0

“There’s someone at the door,” said my wife, which is never a statement of fact, but rather a request for me to go see who it is. Generally, it’s best that Mary Ellen not answer the door. She’s a softy and can’t say no to solicitors, which is why we have 20 years’ worth of garbage bags.

The young man at the door was selling a new cable service. As a creature of habit, I am not inclined to change anything unless something much better comes along … and I say that proudly after 35 years of marriage.

The time was 7:03 p.m. Keegan began by trying to convince me of the benefits of a faster Internet connection.

“How long does it take you to get on the Internet now?” he asked.

“Well, I start upstairs with a beverage, then, with this pesky knee of mine, it takes me a while to get down the stairs to the computer.

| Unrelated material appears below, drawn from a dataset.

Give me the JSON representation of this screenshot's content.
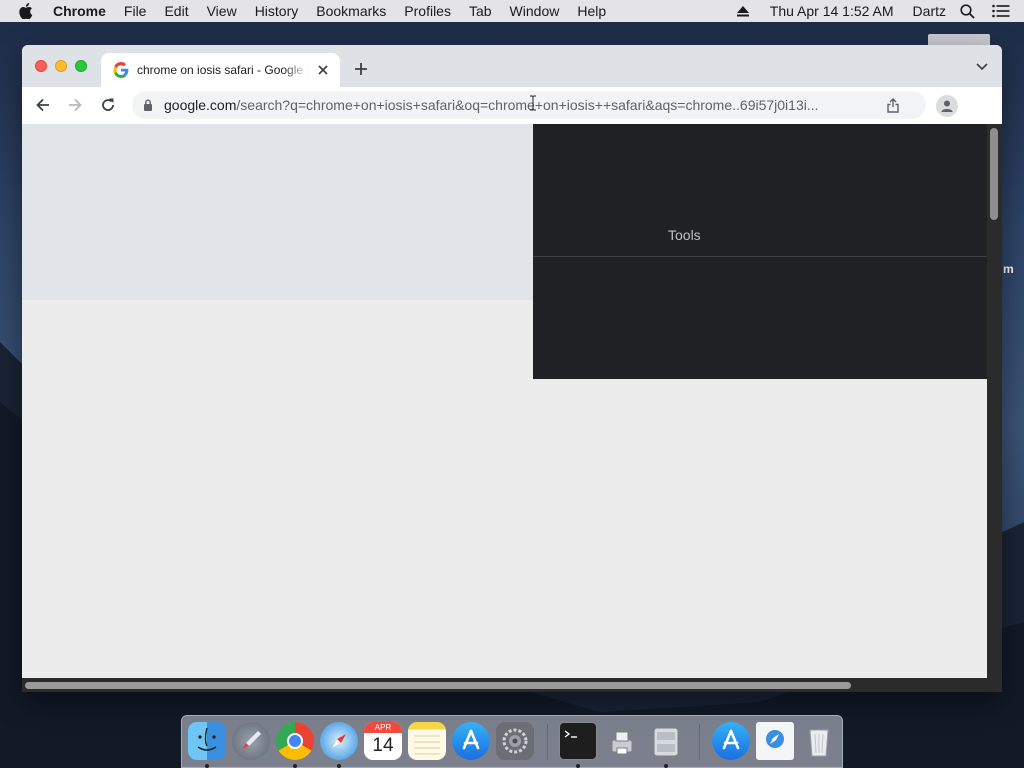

By the time I find my glasses, we’re looking at eight to 10 minutes.”

Keegan was on his cell phone, on hold during our entire conversation, trying to get approval from his supervisor for the discount package he presented to me. He explained the advantages of this offer, which meant instead of 240 shows available every hour, we could get 270 – giving us an extra 30 we also had no time to watch. The deal-maker was that he was going to provide us with four DVRs, the devices that record TV programs for future viewing. We only have three TVs, so we’ll just stick one next to the toilet in the half bath. I bet it will creep out our guests at our next dinner party.

It was now 10:05 p.m. The phone rang and it was yet another cable service wanting to talk about their new promotion, which sounded pretty good, too. “Let me think about that,” I said. “Can I put you on hold for a moment?”

Share.

Leave A Reply

Opinion: Cable blues

0

“There’s someone at the door,” said my wife, which is never a statement of fact, but rather a request for me to go see who it is. Generally, it’s best that Mary Ellen not answer the door. She’s a softy and can’t say no to solicitors, which is why we have 20 years’ worth of garbage bags.

The young man at the door was selling a new cable service. As a creature of habit, I am not inclined to change anything unless something much better comes along … and I say that proudly after 35 years of marriage.

The time was 7:03 p.m. Keegan began by trying to convince me of the benefits of a faster Internet connection.

“How long does it take you to get on the Internet now?” he asked.

“Well, I start upstairs with a beverage, then, with this pesky knee of mine, it takes me a while to get down the stairs to the computer. By the time I find my glasses, we’re looking at eight to 10 minutes.”

Keegan was on his cell phone, on hold during our entire conversation, trying to get approval from his supervisor for the discount package he presented to me. He explained the advantages of this offer, which meant instead of 240 shows available every hour, we could get 270 – giving us an extra 30 we also had no time to watch. The deal-maker was that he was going to provide us with four DVRs, the devices that record TV programs for future viewing. We only have three TVs, so we’ll just stick one next to the toilet in the half bath. I bet it will creep out our guests at our next dinner party.

It was now 10:05 p.m. The phone rang and it was yet another cable service wanting to talk about their new promotion, which sounded pretty good, too. “Let me think about that,” I said. “Can I put you on hold for a moment?”

Share.

Leave A Reply